Pictured at ceremonies on Saturday at The Carruth are (from left:) Rep. Linda Dorcena Forry, Renie Smith of City Council President Feeney's office, Liliana Sanchez, Wainwright senior vice president, Chris Douglass of Tavolo, Patrick Lee EVP Trinity Financial, Mayor Menino, Jim Keefe President Trinity, Evelyn Friedman, Chief of Dept of Neighborhood Development and Bill Richard, president of the board of directors of St. Mark's Area Main Streets. By Bijoyeta Das.  Read more

New medical command center named for Dot's Stephen Lawlor

The city of Boston dedicated a new, state-of-the-art command center for its EMS department last week. The Stephen M. Lawlor Medical Intelligence Center memorializes a Dorchester man who had a 27-year career with Boston EMS before he died of cancer in 2005.

Lawlor's family was on hand for the dedication of the command center, which is located at the Boston Public Health Commission's headquarters in Roxbury.  Read more

New Americans get Governor's ear through advisory council

He's been here 33 years. But Dorchester's Binh Nguyen, president of the Vietnamese American Community of Massachusetts and a Vietnamese immigrant, still remembers how difficult it was to learn English, which slowed access to the opportunities that drew him to America.

State's policymakers are lending their ears to challenges that immigrants like Nguyen face. Immigrants - including refugees and those who are undocumented - are invited to a series of meetings called the New Americans Agenda.  Read more

Panel offers ideas on urban violence

Access to substance abuse treatment for all regardless of income, mandatory K-12 bullying and violence prevention programs, and aggressive steps to reduce access to illegal firearms are among the anti-urban violence recommendations released last Thursday by the governor's Anti-Crime Council.

Other recommendations include immediate steps to offer reentry supports to violent offenders, job training for individuals between 14 and 22 years old, and the establishment of ways to immediately respond to and treat children who witness violence.  Read more

Judge orders evaluation for suspect in bus attack

In Dorchester District Court Tuesday, Judge David Poole ordered a 20-day mental evaluation for 32-year-old Steven Phillips, who allegedly flashed two teenage girls on the Route 23 MBTA bus just before 3 p.m. on Monday, and then stabbed them both. Phillips will be sent to Bridgewater State Hospital for the evaluation, on a recommendation by the court's clinician.  Read more

Odor facility clouds future of Bayside project

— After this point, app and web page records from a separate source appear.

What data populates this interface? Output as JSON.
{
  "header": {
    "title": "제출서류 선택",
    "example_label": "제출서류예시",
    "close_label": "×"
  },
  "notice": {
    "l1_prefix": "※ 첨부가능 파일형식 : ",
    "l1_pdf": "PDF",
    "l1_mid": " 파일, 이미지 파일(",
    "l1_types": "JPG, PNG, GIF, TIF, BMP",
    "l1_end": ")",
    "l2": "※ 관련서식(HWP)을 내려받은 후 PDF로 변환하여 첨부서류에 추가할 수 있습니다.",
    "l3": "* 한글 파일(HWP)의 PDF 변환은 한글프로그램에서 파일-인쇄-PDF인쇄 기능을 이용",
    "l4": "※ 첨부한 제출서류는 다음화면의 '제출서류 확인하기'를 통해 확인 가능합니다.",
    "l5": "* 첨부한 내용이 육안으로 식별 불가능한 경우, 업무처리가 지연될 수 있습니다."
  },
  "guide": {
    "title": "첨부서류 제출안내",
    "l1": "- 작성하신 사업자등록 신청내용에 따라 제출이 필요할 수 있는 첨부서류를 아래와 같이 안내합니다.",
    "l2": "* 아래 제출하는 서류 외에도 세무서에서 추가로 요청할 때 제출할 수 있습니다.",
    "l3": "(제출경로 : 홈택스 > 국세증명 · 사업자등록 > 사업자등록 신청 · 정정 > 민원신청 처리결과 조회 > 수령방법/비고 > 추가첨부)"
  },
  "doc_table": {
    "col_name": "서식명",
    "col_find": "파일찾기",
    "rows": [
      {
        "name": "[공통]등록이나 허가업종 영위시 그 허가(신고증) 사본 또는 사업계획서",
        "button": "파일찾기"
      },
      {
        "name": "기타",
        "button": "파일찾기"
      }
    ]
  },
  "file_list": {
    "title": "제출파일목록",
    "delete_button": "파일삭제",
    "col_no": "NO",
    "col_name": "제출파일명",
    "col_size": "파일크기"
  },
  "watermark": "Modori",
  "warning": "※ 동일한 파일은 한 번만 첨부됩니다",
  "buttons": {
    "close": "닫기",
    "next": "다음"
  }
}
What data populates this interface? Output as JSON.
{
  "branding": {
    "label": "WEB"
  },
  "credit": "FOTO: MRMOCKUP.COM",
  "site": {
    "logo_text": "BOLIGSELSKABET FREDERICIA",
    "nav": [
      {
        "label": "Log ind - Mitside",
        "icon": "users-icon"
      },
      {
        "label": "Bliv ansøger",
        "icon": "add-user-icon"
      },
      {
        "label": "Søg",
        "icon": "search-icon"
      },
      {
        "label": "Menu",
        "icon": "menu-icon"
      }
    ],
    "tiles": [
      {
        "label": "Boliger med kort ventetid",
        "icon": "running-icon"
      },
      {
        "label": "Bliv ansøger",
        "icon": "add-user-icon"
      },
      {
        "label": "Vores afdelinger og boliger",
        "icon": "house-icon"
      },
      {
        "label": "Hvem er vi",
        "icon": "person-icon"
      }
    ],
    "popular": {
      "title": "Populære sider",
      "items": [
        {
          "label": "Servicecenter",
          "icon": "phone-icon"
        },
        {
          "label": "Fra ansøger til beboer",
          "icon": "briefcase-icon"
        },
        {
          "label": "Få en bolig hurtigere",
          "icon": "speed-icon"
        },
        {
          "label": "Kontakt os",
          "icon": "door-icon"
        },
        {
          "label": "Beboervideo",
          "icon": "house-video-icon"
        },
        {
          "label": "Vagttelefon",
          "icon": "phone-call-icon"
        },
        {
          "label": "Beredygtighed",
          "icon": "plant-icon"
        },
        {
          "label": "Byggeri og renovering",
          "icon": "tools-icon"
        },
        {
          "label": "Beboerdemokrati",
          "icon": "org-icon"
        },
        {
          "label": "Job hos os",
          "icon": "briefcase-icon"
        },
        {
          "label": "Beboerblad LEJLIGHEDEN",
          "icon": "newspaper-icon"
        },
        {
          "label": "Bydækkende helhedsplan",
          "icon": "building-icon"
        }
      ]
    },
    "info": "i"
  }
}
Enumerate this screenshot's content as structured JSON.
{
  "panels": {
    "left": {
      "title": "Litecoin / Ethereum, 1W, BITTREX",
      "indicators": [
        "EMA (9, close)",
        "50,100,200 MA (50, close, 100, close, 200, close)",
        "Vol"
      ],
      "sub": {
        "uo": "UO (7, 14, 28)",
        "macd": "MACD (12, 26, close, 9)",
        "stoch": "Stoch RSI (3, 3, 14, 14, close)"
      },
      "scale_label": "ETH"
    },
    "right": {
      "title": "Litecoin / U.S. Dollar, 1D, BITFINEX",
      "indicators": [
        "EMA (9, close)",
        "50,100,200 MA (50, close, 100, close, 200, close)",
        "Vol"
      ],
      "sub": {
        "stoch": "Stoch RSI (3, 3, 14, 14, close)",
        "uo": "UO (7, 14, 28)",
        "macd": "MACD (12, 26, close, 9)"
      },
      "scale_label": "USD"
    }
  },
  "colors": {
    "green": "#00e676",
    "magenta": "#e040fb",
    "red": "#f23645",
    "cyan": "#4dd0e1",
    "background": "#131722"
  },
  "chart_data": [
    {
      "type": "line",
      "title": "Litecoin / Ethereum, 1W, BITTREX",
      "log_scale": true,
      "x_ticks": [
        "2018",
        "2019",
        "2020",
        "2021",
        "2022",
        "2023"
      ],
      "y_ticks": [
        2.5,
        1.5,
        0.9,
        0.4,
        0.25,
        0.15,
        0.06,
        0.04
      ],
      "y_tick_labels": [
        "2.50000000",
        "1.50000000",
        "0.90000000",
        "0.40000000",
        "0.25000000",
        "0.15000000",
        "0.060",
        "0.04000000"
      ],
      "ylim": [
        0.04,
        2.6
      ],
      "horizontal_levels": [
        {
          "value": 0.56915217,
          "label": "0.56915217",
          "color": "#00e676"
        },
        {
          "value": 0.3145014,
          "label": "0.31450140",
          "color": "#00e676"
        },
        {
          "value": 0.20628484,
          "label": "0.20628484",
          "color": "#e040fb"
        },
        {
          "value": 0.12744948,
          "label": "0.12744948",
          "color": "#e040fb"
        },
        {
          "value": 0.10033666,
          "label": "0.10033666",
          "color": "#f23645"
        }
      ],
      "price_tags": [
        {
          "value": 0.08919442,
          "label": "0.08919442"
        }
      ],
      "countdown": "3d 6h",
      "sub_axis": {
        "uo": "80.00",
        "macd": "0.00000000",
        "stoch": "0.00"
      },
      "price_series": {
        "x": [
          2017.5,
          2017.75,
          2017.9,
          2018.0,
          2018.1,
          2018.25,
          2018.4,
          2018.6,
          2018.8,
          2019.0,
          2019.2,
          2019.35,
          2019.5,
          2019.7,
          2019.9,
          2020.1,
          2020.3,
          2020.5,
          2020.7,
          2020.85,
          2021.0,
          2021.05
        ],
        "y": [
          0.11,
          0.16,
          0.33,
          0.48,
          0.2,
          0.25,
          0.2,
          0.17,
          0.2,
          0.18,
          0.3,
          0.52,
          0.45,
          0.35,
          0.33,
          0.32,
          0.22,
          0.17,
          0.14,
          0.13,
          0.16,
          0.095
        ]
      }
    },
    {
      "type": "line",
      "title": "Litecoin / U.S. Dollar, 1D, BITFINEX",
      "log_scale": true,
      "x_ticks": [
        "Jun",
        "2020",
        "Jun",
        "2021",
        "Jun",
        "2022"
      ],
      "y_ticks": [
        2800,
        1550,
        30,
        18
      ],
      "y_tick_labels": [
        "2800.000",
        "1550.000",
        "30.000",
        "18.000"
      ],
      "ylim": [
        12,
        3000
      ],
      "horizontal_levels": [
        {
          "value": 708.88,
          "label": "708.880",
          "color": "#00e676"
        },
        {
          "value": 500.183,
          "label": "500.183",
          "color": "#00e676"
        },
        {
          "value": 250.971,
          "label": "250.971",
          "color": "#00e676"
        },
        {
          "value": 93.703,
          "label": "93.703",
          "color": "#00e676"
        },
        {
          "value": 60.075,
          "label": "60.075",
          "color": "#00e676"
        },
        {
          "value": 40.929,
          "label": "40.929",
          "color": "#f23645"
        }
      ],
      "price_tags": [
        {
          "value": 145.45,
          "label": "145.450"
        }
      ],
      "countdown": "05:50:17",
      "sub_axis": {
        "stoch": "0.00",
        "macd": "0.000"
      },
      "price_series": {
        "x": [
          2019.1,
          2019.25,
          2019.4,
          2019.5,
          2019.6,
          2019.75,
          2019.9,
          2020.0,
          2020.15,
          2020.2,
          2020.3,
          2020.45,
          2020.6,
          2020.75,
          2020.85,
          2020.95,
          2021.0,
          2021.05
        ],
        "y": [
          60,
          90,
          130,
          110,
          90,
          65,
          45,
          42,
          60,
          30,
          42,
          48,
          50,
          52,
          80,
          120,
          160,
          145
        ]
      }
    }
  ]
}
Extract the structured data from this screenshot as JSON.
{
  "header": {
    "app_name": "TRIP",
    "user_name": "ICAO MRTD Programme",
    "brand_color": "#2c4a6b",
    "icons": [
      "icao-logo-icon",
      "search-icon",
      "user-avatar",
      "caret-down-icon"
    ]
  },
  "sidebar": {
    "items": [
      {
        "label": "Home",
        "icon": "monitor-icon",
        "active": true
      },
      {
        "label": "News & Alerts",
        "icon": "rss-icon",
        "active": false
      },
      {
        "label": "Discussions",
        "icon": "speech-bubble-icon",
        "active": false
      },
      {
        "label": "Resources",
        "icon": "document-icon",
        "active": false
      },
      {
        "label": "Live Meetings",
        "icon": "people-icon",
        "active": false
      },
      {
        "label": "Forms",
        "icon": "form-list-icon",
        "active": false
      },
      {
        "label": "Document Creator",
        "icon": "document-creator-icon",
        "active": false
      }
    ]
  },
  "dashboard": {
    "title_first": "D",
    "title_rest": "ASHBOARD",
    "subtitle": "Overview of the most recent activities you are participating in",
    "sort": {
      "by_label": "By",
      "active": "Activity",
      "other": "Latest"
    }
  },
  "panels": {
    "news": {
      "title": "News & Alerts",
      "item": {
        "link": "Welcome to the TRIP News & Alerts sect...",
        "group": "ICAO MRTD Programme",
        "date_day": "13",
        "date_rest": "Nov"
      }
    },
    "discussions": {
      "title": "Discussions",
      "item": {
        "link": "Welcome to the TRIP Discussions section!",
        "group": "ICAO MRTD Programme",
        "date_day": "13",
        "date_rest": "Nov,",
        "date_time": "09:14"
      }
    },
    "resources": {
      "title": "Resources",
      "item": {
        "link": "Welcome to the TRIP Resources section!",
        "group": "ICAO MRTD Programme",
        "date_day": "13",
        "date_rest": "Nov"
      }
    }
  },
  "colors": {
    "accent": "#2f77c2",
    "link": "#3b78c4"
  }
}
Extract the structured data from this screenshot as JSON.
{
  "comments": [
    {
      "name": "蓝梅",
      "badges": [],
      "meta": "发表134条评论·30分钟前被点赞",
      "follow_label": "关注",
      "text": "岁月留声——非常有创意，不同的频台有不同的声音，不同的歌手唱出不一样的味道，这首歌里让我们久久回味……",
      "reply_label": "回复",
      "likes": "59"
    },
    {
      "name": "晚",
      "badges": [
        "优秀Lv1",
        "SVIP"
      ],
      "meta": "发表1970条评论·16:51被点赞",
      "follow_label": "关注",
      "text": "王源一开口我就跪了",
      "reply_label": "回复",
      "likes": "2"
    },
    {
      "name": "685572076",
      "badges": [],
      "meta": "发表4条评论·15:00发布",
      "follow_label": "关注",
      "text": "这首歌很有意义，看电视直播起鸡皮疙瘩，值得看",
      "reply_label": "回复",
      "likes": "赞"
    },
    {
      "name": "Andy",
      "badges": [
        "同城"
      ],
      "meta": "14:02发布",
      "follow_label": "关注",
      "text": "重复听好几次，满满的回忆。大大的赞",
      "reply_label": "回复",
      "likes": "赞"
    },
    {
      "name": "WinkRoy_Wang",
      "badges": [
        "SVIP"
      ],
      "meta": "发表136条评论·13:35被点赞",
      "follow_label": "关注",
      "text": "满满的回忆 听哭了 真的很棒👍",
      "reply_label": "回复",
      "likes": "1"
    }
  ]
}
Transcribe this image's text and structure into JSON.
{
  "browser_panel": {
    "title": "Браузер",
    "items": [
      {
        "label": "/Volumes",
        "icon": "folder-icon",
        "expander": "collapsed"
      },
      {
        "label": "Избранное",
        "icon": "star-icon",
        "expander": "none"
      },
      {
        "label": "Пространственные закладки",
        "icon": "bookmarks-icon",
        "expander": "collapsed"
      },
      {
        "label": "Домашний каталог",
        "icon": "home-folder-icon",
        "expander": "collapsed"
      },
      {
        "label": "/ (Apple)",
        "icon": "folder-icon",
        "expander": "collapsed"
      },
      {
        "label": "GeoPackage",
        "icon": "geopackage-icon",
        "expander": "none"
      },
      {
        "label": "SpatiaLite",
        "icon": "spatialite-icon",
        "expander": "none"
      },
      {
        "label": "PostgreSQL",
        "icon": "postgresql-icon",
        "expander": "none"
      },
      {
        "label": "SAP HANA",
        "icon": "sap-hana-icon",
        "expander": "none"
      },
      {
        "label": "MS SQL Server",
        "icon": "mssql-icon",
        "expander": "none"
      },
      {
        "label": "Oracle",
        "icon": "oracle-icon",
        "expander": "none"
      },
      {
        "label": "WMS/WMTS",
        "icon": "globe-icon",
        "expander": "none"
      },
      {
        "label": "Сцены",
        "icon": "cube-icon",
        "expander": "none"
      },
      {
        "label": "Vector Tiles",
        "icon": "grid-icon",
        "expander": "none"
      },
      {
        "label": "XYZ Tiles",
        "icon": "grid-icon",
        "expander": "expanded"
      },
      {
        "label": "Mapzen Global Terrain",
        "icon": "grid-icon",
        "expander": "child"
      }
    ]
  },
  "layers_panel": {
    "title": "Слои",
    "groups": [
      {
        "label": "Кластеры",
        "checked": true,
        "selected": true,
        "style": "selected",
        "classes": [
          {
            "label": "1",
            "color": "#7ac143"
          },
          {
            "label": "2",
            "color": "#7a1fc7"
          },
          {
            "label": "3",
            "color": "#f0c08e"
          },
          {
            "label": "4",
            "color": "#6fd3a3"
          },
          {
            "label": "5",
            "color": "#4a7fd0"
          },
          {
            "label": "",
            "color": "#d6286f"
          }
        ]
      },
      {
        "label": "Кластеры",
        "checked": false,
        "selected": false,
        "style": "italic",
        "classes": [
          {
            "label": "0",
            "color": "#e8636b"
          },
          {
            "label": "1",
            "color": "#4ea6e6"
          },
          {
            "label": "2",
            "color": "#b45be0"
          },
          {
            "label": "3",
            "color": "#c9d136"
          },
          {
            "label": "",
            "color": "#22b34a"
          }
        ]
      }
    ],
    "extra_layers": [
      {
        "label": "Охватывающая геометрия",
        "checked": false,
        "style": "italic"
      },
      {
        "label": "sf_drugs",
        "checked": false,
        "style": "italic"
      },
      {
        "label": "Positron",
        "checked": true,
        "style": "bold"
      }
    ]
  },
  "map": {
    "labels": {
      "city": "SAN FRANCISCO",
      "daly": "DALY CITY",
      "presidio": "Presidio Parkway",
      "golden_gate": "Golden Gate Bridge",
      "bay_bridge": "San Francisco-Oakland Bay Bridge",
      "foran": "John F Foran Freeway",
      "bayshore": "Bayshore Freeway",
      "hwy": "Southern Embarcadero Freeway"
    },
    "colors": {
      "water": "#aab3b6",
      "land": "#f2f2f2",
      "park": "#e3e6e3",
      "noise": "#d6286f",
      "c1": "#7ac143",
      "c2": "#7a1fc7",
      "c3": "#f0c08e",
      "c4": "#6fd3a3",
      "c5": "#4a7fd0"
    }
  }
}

A long simmering disagreement over an odor control facility planned for Columbia Point - next to the future site of Corcoran Jennison Companies' gigantic "Bayside on the Point" developmen - became a slugfest this week when a state board voted not to alter its original design after months of backroom negotiations.  Read more